GLUCOCORTICOIDS are members of the corticosteroid family, with actions similar to the steroid hormones secreted by the adrenal cortex. There are two main types of corticosteroids: glucocorticoids and MINERALOCORTICOIDS. Glucocorticoids that are important physiologically include hydrocortisone (cortisol), corticosterone and cortisone. These are essential for utilization of carbohydrate, fat and protein in the body, and in the normal response to stress. Naturally occurring and synthetic glucocorticoids have a powerful antiinflammatory effect.
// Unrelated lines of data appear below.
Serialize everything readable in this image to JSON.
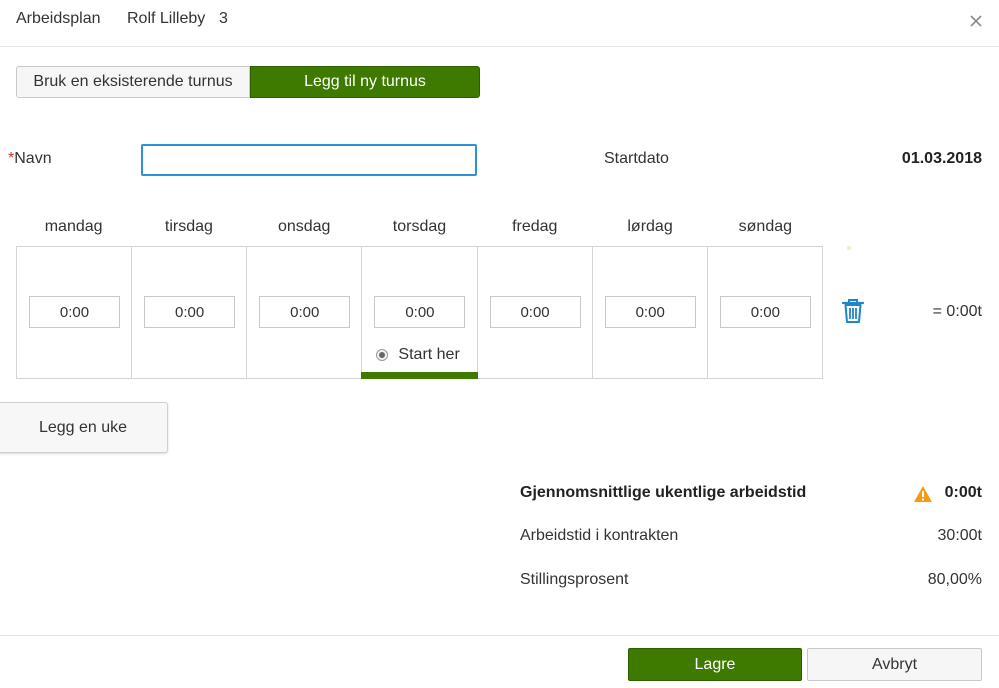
{
  "header": {
    "title": "Arbeidsplan",
    "employee_name": "Rolf Lilleby",
    "employee_number": "3",
    "close_icon": "close-icon"
  },
  "toggle": {
    "existing_label": "Bruk en eksisterende turnus",
    "new_label": "Legg til ny turnus",
    "active": "new"
  },
  "form": {
    "required_marker": "*",
    "name_label": "Navn",
    "name_value": "",
    "start_date_label": "Startdato",
    "start_date_value": "01.03.2018"
  },
  "schedule": {
    "days": [
      "mandag",
      "tirsdag",
      "onsdag",
      "torsdag",
      "fredag",
      "lørdag",
      "søndag"
    ],
    "weeks": [
      {
        "hours": [
          "0:00",
          "0:00",
          "0:00",
          "0:00",
          "0:00",
          "0:00",
          "0:00"
        ],
        "total": "= 0:00t",
        "delete_icon": "trash-icon"
      }
    ],
    "start_day_index": 3,
    "start_here_label": "Start her",
    "add_week_label": "Legg en uke"
  },
  "summary": {
    "avg_label": "Gjennomsnittlige ukentlige arbeidstid",
    "avg_value": "0:00t",
    "warning_icon": "warning-icon",
    "contract_label": "Arbeidstid i kontrakten",
    "contract_value": "30:00t",
    "position_label": "Stillingsprosent",
    "position_value": "80,00%"
  },
  "footer": {
    "save_label": "Lagre",
    "cancel_label": "Avbryt"
  },
  "colors": {
    "accent_green": "#3f7a00",
    "focus_blue": "#2f8fd8",
    "warning_orange": "#f39c12",
    "required_red": "#c0392b"
  }
}
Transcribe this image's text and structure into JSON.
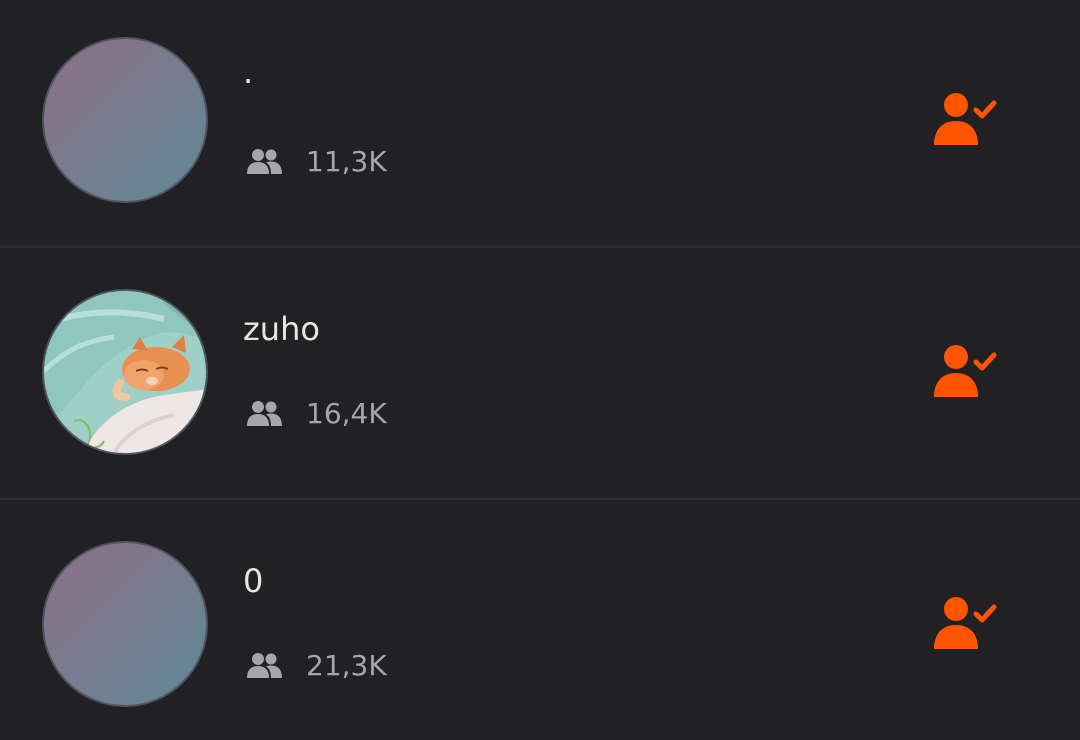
{
  "colors": {
    "background": "#212023",
    "divider": "#2e2d31",
    "name_text": "#e6e6e6",
    "count_text": "#a6a6a9",
    "accent": "#ff5500"
  },
  "users": [
    {
      "name": "·",
      "followers": "11,3K",
      "avatar": "placeholder-gradient",
      "stat_icon": "followers-icon",
      "action_icon": "user-following-check-icon"
    },
    {
      "name": "zuho",
      "followers": "16,4K",
      "avatar": "photo-sleeping-kitten-under-blanket",
      "stat_icon": "followers-icon",
      "action_icon": "user-following-check-icon"
    },
    {
      "name": "0",
      "followers": "21,3K",
      "avatar": "placeholder-gradient",
      "stat_icon": "followers-icon",
      "action_icon": "user-following-check-icon"
    }
  ]
}
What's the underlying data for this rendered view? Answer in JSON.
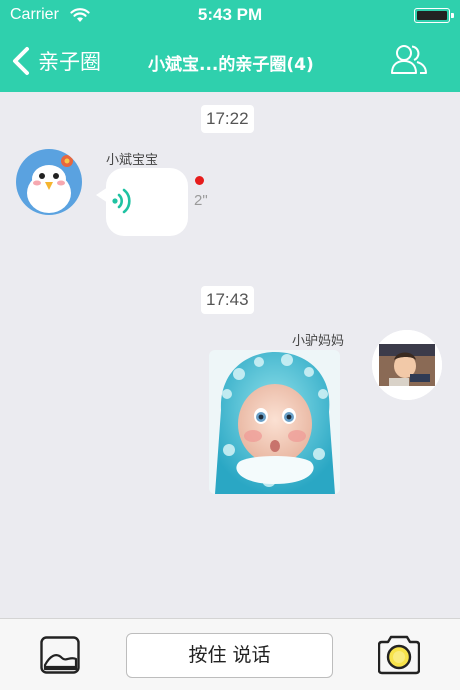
{
  "status_bar": {
    "carrier": "Carrier",
    "time": "5:43 PM"
  },
  "nav": {
    "back_label": "亲子圈",
    "title": "小斌宝...的亲子圈(4)"
  },
  "messages": [
    {
      "time": "17:22",
      "sender": "小斌宝宝",
      "type": "voice",
      "duration": "2\"",
      "unread": true
    },
    {
      "time": "17:43",
      "sender": "小驴妈妈",
      "type": "photo"
    }
  ],
  "toolbar": {
    "talk_label": "按住 说话"
  },
  "colors": {
    "accent": "#2fd0ad",
    "unread_dot": "#e61c1c",
    "background": "#ebebf0"
  },
  "icons": {
    "back": "chevron-left-icon",
    "members": "people-icon",
    "voice": "sound-wave-icon",
    "gallery": "image-icon",
    "camera": "camera-icon"
  }
}
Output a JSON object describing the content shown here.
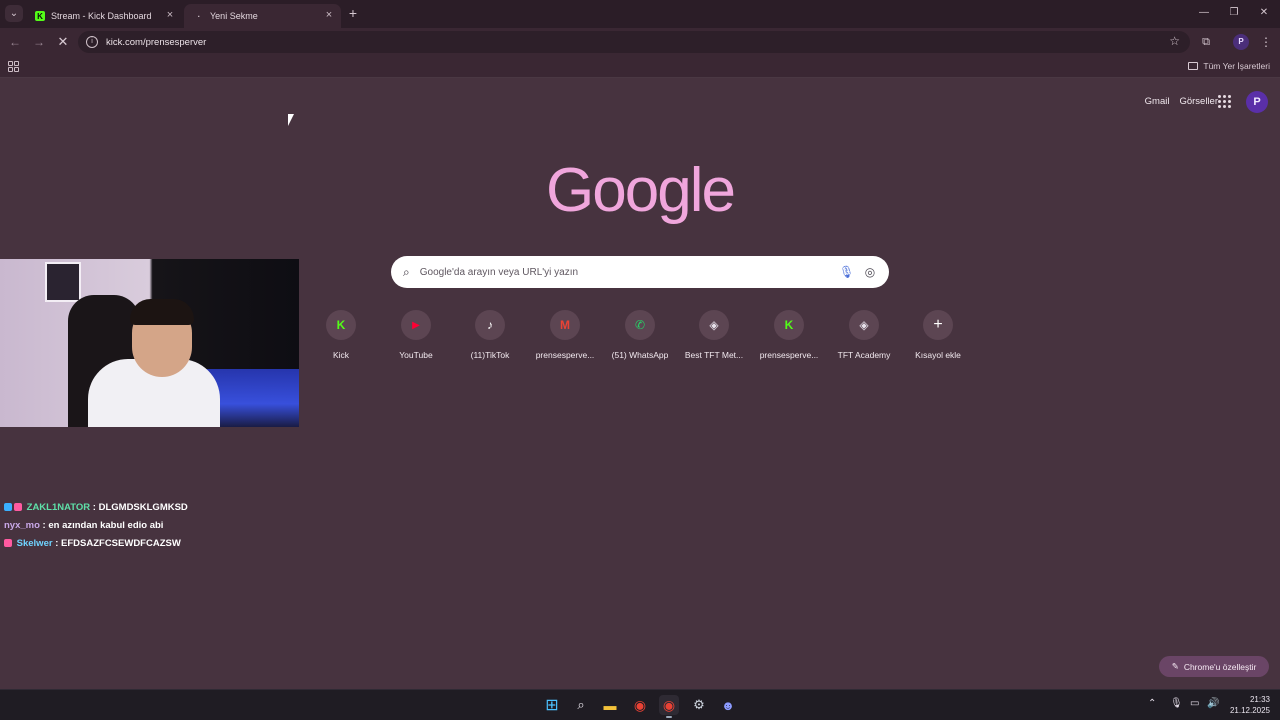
{
  "browser": {
    "tabs": [
      {
        "title": "Stream - Kick Dashboard",
        "favicon": "kick-icon",
        "active": false
      },
      {
        "title": "Yeni Sekme",
        "favicon": "loading-icon",
        "active": true
      }
    ],
    "address_bar": {
      "url": "kick.com/prensesperver"
    },
    "bookmarks_bar": {
      "all_bookmarks_label": "Tüm Yer İşaretleri"
    },
    "profile_initial": "P"
  },
  "ntp": {
    "header_links": {
      "gmail": "Gmail",
      "images": "Görseller"
    },
    "profile_initial": "P",
    "logo_text": "Google",
    "search_placeholder": "Google'da arayın veya URL'yi yazın",
    "shortcuts": [
      {
        "label": "Kick",
        "icon": "kick-icon",
        "color": "#53fc18"
      },
      {
        "label": "YouTube",
        "icon": "youtube-icon",
        "color": "#ff0033"
      },
      {
        "label": "(11)TikTok",
        "icon": "tiktok-icon",
        "color": "#ffffff"
      },
      {
        "label": "prensesperve...",
        "icon": "gmail-icon",
        "color": "#ea4335"
      },
      {
        "label": "(51) WhatsApp",
        "icon": "whatsapp-icon",
        "color": "#25d366"
      },
      {
        "label": "Best TFT Met...",
        "icon": "tft-icon",
        "color": "#e6e0ea"
      },
      {
        "label": "prensesperve...",
        "icon": "kick-icon",
        "color": "#53fc18"
      },
      {
        "label": "TFT Academy",
        "icon": "tft-icon",
        "color": "#e6e0ea"
      },
      {
        "label": "Kısayol ekle",
        "icon": "plus-icon",
        "color": "#ffffff"
      }
    ],
    "customize_label": "Chrome'u özelleştir"
  },
  "chat": [
    {
      "user": "ZAKL1NATOR",
      "message": "DLGMDSKLGMKSD",
      "user_color": "#5ee0a8"
    },
    {
      "user": "nyx_mo",
      "message": "en azından kabul edio abi",
      "user_color": "#c9a8e8"
    },
    {
      "user": "Skelwer",
      "message": "EFDSAZFCSEWDFCAZSW",
      "user_color": "#6fd3ff"
    }
  ],
  "taskbar": {
    "time": "21:33",
    "date": "21.12.2025"
  }
}
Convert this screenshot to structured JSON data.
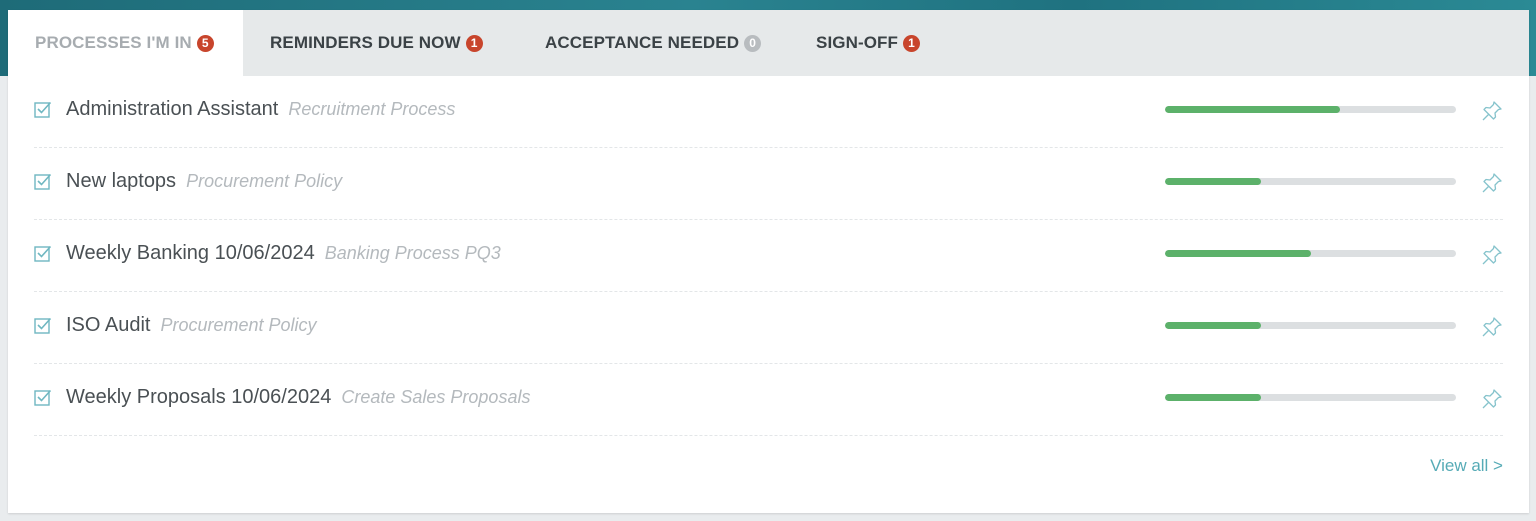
{
  "colors": {
    "accent": "#56abb6",
    "badge_red": "#c8452c",
    "badge_grey": "#b8bcbf",
    "progress_green": "#5cb16a",
    "progress_track": "#dcdfe1"
  },
  "tabs": [
    {
      "label": "PROCESSES I'M IN",
      "count": "5",
      "active": true
    },
    {
      "label": "REMINDERS DUE NOW",
      "count": "1",
      "active": false
    },
    {
      "label": "ACCEPTANCE NEEDED",
      "count": "0",
      "active": false
    },
    {
      "label": "SIGN-OFF",
      "count": "1",
      "active": false
    }
  ],
  "items": [
    {
      "title": "Administration Assistant",
      "subtitle": "Recruitment Process",
      "progress": 0.6,
      "icon": "checkbox-icon",
      "pin_icon": "pin-icon"
    },
    {
      "title": "New laptops",
      "subtitle": "Procurement Policy",
      "progress": 0.33,
      "icon": "checkbox-icon",
      "pin_icon": "pin-icon"
    },
    {
      "title": "Weekly Banking 10/06/2024",
      "subtitle": "Banking Process PQ3",
      "progress": 0.5,
      "icon": "checkbox-icon",
      "pin_icon": "pin-icon"
    },
    {
      "title": "ISO Audit",
      "subtitle": "Procurement Policy",
      "progress": 0.33,
      "icon": "checkbox-icon",
      "pin_icon": "pin-icon"
    },
    {
      "title": "Weekly Proposals 10/06/2024",
      "subtitle": "Create Sales Proposals",
      "progress": 0.33,
      "icon": "checkbox-icon",
      "pin_icon": "pin-icon"
    }
  ],
  "footer": {
    "view_all": "View all >"
  }
}
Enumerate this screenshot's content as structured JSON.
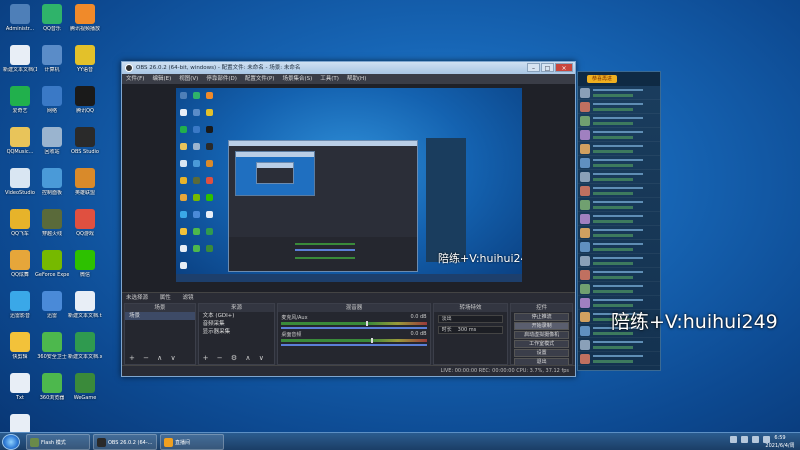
{
  "desktop_icons": [
    {
      "label": "Administr...",
      "color": "#4e7fb8"
    },
    {
      "label": "QQ音乐",
      "color": "#2fb36a"
    },
    {
      "label": "腾讯视频播放",
      "color": "#f08a2a"
    },
    {
      "label": "新建文本文档(1).txt",
      "color": "#e8eef6"
    },
    {
      "label": "计算机",
      "color": "#5a8cc8"
    },
    {
      "label": "YY语音",
      "color": "#e3c12a"
    },
    {
      "label": "爱奇艺",
      "color": "#21b04c"
    },
    {
      "label": "网络",
      "color": "#3a79c6"
    },
    {
      "label": "腾讯QQ",
      "color": "#1a1a1a"
    },
    {
      "label": "QQMusic...",
      "color": "#e8c45a"
    },
    {
      "label": "回收站",
      "color": "#9ab4cf"
    },
    {
      "label": "OBS Studio",
      "color": "#2a2a2a"
    },
    {
      "label": "VideoStudio",
      "color": "#d9e6f2"
    },
    {
      "label": "控制面板",
      "color": "#4a9ad8"
    },
    {
      "label": "英雄联盟",
      "color": "#d98a2a"
    },
    {
      "label": "QQ飞车",
      "color": "#e6b32a"
    },
    {
      "label": "穿越火线",
      "color": "#5a6a3a"
    },
    {
      "label": "QQ游戏",
      "color": "#e05040"
    },
    {
      "label": "QQ炫舞",
      "color": "#e6a63a"
    },
    {
      "label": "GeForce Experience",
      "color": "#76b900"
    },
    {
      "label": "微信",
      "color": "#2dc100"
    },
    {
      "label": "迅雷影音",
      "color": "#3aa8e8"
    },
    {
      "label": "迅雷",
      "color": "#4a8ad8"
    },
    {
      "label": "新建文本文档.txt",
      "color": "#e8eef6"
    },
    {
      "label": "快剪辑",
      "color": "#f2c23a"
    },
    {
      "label": "360安全卫士",
      "color": "#4db84d"
    },
    {
      "label": "新建文本文档.xls",
      "color": "#2f9a4f"
    },
    {
      "label": "Txt",
      "color": "#e8eef6"
    },
    {
      "label": "360浏览器",
      "color": "#4db84d"
    },
    {
      "label": "WeGame",
      "color": "#3a8a3a"
    },
    {
      "label": "新建文本文档",
      "color": "#e8eef6"
    }
  ],
  "obs": {
    "title": "OBS 26.0.2 (64-bit, windows) - 配置文件: 未命名 - 场景: 未命名",
    "menu": [
      "文件(F)",
      "编辑(E)",
      "视图(V)",
      "停靠部件(D)",
      "配置文件(P)",
      "场景集合(S)",
      "工具(T)",
      "帮助(H)"
    ],
    "window_buttons": {
      "min": "–",
      "max": "□",
      "close": "×"
    },
    "status_row": [
      "未选择源",
      "属性",
      "滤镜"
    ],
    "docks": {
      "scenes": {
        "header": "场景",
        "items": [
          "场景"
        ],
        "controls": "+ − ∧ ∨"
      },
      "sources": {
        "header": "来源",
        "items": [
          "文本 (GDI+)",
          "音频采集",
          "显示器采集"
        ],
        "controls": "+ − ⚙ ∧ ∨"
      },
      "mixer": {
        "header": "混音器",
        "channels": [
          {
            "name": "麦克风/Aux",
            "db": "0.0 dB",
            "level": 0.58
          },
          {
            "name": "桌面音频",
            "db": "0.0 dB",
            "level": 0.62
          }
        ]
      },
      "transitions": {
        "header": "转场特效",
        "type": "淡出",
        "duration_label": "时长",
        "duration": "300 ms"
      },
      "controls": {
        "header": "控件",
        "buttons": [
          "停止推流",
          "开始录制",
          "启动虚拟摄像机",
          "工作室模式",
          "设置",
          "退出"
        ],
        "highlighted": 1
      }
    },
    "bottom_bar": "LIVE: 00:00:00   REC: 00:00:00   CPU: 3.7%, 37.12 fps",
    "overlay_text_small": "陪练+V:huihui249"
  },
  "qq_panel": {
    "badge": "恭喜再进",
    "rows": 20
  },
  "overlay_text_big": "陪练+V:huihui249",
  "taskbar": {
    "tasks": [
      {
        "label": "Flash 模式",
        "color": "#6a8a4a"
      },
      {
        "label": "OBS 26.0.2 (64-...",
        "color": "#2a2a2a"
      },
      {
        "label": "直播间",
        "color": "#f0a020"
      }
    ],
    "clock_time": "6:59",
    "clock_date": "2021/6/4/周六"
  }
}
In contrast, the mineralocorticoids (e.g. aldosterone) are necessary for the regulation of the salt and water balance of the body. Corticosteroids can be used in hormone replacement therapy. For instance, the glucocorticoid hydrocortisone and the mineralocorticoid fludrocortisone can be given to patients for replacement therapy where there is a deficiency, or in Addison’s disease, or following adrenalectomy or hypopituitarism. The glucocorticoids are potent antiinflammatory and antiallergic agents, frequently used to treat inflammatory and/or allergic reactions of the skin, airways and elsewhere. Absorption of a high dose of corticosteroid over a period of time may also cause undesirable Read more […]